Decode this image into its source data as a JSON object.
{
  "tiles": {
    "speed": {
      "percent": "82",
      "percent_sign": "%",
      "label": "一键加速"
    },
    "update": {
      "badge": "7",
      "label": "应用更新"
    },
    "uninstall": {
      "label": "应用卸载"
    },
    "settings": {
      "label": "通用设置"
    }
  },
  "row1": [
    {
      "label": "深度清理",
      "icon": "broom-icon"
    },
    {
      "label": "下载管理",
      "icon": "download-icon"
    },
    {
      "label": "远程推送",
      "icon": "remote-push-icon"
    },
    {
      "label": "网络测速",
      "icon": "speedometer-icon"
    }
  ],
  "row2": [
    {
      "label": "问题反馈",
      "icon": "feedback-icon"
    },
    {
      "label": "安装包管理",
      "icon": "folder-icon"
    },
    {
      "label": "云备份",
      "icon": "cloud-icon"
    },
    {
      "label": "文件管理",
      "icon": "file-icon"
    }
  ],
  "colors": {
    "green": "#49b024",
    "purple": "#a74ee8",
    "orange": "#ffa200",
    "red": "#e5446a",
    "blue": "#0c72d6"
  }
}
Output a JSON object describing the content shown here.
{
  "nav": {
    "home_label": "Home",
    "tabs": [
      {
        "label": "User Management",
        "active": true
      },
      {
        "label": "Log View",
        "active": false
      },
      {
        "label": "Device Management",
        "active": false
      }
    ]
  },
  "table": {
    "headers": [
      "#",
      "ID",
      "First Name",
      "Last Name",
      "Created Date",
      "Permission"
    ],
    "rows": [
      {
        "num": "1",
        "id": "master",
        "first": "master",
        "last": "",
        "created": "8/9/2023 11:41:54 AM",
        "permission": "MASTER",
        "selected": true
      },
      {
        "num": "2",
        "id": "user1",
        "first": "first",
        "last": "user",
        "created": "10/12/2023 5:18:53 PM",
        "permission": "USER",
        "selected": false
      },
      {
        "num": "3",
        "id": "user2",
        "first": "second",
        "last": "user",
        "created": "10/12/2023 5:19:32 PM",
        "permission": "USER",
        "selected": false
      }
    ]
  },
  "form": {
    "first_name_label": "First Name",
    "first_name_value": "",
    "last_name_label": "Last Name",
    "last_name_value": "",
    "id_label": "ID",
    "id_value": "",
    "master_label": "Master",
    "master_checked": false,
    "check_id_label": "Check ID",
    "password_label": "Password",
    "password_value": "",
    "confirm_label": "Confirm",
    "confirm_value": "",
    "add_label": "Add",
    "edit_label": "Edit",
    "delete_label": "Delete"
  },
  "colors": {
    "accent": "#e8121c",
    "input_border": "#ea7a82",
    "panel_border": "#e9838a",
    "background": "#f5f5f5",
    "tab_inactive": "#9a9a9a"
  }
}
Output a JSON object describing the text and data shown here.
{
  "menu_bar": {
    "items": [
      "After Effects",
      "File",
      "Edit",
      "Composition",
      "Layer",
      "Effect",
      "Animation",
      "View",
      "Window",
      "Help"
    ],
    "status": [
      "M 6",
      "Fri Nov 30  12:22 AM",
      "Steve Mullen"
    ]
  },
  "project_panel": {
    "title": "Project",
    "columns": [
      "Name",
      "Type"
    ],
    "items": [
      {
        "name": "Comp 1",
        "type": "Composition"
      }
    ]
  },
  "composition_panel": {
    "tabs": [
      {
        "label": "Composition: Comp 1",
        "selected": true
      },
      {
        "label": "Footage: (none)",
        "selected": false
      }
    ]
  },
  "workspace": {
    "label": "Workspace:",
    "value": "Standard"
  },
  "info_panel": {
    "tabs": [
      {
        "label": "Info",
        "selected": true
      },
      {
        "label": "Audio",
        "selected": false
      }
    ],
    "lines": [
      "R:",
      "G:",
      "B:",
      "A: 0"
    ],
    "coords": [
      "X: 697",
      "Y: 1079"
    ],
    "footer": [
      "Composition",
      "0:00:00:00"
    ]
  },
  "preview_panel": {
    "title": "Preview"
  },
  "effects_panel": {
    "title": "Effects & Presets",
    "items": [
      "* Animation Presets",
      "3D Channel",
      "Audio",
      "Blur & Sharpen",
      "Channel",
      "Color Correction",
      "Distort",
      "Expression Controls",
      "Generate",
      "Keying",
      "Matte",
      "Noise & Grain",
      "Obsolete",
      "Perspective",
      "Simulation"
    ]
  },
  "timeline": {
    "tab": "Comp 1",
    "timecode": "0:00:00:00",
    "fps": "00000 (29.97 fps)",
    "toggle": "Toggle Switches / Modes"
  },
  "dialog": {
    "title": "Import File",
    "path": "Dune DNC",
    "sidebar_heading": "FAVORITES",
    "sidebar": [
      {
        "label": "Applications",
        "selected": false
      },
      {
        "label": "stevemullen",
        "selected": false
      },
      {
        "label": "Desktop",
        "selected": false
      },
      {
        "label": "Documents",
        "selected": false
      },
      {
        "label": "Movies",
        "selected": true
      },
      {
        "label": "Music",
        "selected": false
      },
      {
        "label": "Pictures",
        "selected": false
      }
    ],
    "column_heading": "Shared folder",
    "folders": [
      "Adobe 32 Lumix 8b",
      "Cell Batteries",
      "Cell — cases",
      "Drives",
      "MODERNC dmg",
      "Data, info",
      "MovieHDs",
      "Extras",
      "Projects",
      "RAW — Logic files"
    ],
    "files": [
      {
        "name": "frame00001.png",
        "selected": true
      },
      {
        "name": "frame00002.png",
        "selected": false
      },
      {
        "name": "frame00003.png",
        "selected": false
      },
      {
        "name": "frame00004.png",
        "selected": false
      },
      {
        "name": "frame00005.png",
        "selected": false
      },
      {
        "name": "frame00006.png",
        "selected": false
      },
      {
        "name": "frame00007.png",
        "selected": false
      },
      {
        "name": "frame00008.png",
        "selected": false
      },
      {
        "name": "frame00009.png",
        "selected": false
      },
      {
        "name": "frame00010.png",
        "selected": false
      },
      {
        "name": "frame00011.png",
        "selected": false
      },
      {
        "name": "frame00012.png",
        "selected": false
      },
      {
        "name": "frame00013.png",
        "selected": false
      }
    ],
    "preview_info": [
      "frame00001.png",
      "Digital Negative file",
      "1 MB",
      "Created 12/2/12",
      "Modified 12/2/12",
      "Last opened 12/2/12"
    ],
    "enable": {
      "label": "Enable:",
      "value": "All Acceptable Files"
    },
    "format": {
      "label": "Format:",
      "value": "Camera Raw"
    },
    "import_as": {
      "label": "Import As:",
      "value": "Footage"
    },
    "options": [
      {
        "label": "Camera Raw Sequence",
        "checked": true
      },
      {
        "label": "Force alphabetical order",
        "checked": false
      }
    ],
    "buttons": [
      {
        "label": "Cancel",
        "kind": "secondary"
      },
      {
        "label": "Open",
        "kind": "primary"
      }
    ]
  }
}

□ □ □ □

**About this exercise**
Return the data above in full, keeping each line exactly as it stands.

**Answer**
Decode this image into its source data as a JSON object.
{
  "tiles": {
    "speed": {
      "percent": "82",
      "percent_sign": "%",
      "label": "一键加速"
    },
    "update": {
      "badge": "7",
      "label": "应用更新"
    },
    "uninstall": {
      "label": "应用卸载"
    },
    "settings": {
      "label": "通用设置"
    }
  },
  "row1": [
    {
      "label": "深度清理",
      "icon": "broom-icon"
    },
    {
      "label": "下载管理",
      "icon": "download-icon"
    },
    {
      "label": "远程推送",
      "icon": "remote-push-icon"
    },
    {
      "label": "网络测速",
      "icon": "speedometer-icon"
    }
  ],
  "row2": [
    {
      "label": "问题反馈",
      "icon": "feedback-icon"
    },
    {
      "label": "安装包管理",
      "icon": "folder-icon"
    },
    {
      "label": "云备份",
      "icon": "cloud-icon"
    },
    {
      "label": "文件管理",
      "icon": "file-icon"
    }
  ],
  "colors": {
    "green": "#49b024",
    "purple": "#a74ee8",
    "orange": "#ffa200",
    "red": "#e5446a",
    "blue": "#0c72d6"
  }
}
Output a JSON object describing the content shown here.
{
  "nav": {
    "home_label": "Home",
    "tabs": [
      {
        "label": "User Management",
        "active": true
      },
      {
        "label": "Log View",
        "active": false
      },
      {
        "label": "Device Management",
        "active": false
      }
    ]
  },
  "table": {
    "headers": [
      "#",
      "ID",
      "First Name",
      "Last Name",
      "Created Date",
      "Permission"
    ],
    "rows": [
      {
        "num": "1",
        "id": "master",
        "first": "master",
        "last": "",
        "created": "8/9/2023 11:41:54 AM",
        "permission": "MASTER",
        "selected": true
      },
      {
        "num": "2",
        "id": "user1",
        "first": "first",
        "last": "user",
        "created": "10/12/2023 5:18:53 PM",
        "permission": "USER",
        "selected": false
      },
      {
        "num": "3",
        "id": "user2",
        "first": "second",
        "last": "user",
        "created": "10/12/2023 5:19:32 PM",
        "permission": "USER",
        "selected": false
      }
    ]
  },
  "form": {
    "first_name_label": "First Name",
    "first_name_value": "",
    "last_name_label": "Last Name",
    "last_name_value": "",
    "id_label": "ID",
    "id_value": "",
    "master_label": "Master",
    "master_checked": false,
    "check_id_label": "Check ID",
    "password_label": "Password",
    "password_value": "",
    "confirm_label": "Confirm",
    "confirm_value": "",
    "add_label": "Add",
    "edit_label": "Edit",
    "delete_label": "Delete"
  },
  "colors": {
    "accent": "#e8121c",
    "input_border": "#ea7a82",
    "panel_border": "#e9838a",
    "background": "#f5f5f5",
    "tab_inactive": "#9a9a9a"
  }
}
Output a JSON object describing the text and data shown here.
{
  "menu_bar": {
    "items": [
      "After Effects",
      "File",
      "Edit",
      "Composition",
      "Layer",
      "Effect",
      "Animation",
      "View",
      "Window",
      "Help"
    ],
    "status": [
      "M 6",
      "Fri Nov 30  12:22 AM",
      "Steve Mullen"
    ]
  },
  "project_panel": {
    "title": "Project",
    "columns": [
      "Name",
      "Type"
    ],
    "items": [
      {
        "name": "Comp 1",
        "type": "Composition"
      }
    ]
  },
  "composition_panel": {
    "tabs": [
      {
        "label": "Composition: Comp 1",
        "selected": true
      },
      {
        "label": "Footage: (none)",
        "selected": false
      }
    ]
  },
  "workspace": {
    "label": "Workspace:",
    "value": "Standard"
  },
  "info_panel": {
    "tabs": [
      {
        "label": "Info",
        "selected": true
      },
      {
        "label": "Audio",
        "selected": false
      }
    ],
    "lines": [
      "R:",
      "G:",
      "B:",
      "A: 0"
    ],
    "coords": [
      "X: 697",
      "Y: 1079"
    ],
    "footer": [
      "Composition",
      "0:00:00:00"
    ]
  },
  "preview_panel": {
    "title": "Preview"
  },
  "effects_panel": {
    "title": "Effects & Presets",
    "items": [
      "* Animation Presets",
      "3D Channel",
      "Audio",
      "Blur & Sharpen",
      "Channel",
      "Color Correction",
      "Distort",
      "Expression Controls",
      "Generate",
      "Keying",
      "Matte",
      "Noise & Grain",
      "Obsolete",
      "Perspective",
      "Simulation"
    ]
  },
  "timeline": {
    "tab": "Comp 1",
    "timecode": "0:00:00:00",
    "fps": "00000 (29.97 fps)",
    "toggle": "Toggle Switches / Modes"
  },
  "dialog": {
    "title": "Import File",
    "path": "Dune DNC",
    "sidebar_heading": "FAVORITES",
    "sidebar": [
      {
        "label": "Applications",
        "selected": false
      },
      {
        "label": "stevemullen",
        "selected": false
      },
      {
        "label": "Desktop",
        "selected": false
      },
      {
        "label": "Documents",
        "selected": false
      },
      {
        "label": "Movies",
        "selected": true
      },
      {
        "label": "Music",
        "selected": false
      },
      {
        "label": "Pictures",
        "selected": false
      }
    ],
    "column_heading": "Shared folder",
    "folders": [
      "Adobe 32 Lumix 8b",
      "Cell Batteries",
      "Cell — cases",
      "Drives",
      "MODERNC dmg",
      "Data, info",
      "MovieHDs",
      "Extras",
      "Projects",
      "RAW — Logic files"
    ],
    "files": [
      {
        "name": "frame00001.png",
        "selected": true
      },
      {
        "name": "frame00002.png",
        "selected": false
      },
      {
        "name": "frame00003.png",
        "selected": false
      },
      {
        "name": "frame00004.png",
        "selected": false
      },
      {
        "name": "frame00005.png",
        "selected": false
      },
      {
        "name": "frame00006.png",
        "selected": false
      },
      {
        "name": "frame00007.png",
        "selected": false
      },
      {
        "name": "frame00008.png",
        "selected": false
      },
      {
        "name": "frame00009.png",
        "selected": false
      },
      {
        "name": "frame00010.png",
        "selected": false
      },
      {
        "name": "frame00011.png",
        "selected": false
      },
      {
        "name": "frame00012.png",
        "selected": false
      },
      {
        "name": "frame00013.png",
        "selected": false
      }
    ],
    "preview_info": [
      "frame00001.png",
      "Digital Negative file",
      "1 MB",
      "Created 12/2/12",
      "Modified 12/2/12",
      "Last opened 12/2/12"
    ],
    "enable": {
      "label": "Enable:",
      "value": "All Acceptable Files"
    },
    "format": {
      "label": "Format:",
      "value": "Camera Raw"
    },
    "import_as": {
      "label": "Import As:",
      "value": "Footage"
    },
    "options": [
      {
        "label": "Camera Raw Sequence",
        "checked": true
      },
      {
        "label": "Force alphabetical order",
        "checked": false
      }
    ],
    "buttons": [
      {
        "label": "Cancel",
        "kind": "secondary"
      },
      {
        "label": "Open",
        "kind": "primary"
      }
    ]
  }
}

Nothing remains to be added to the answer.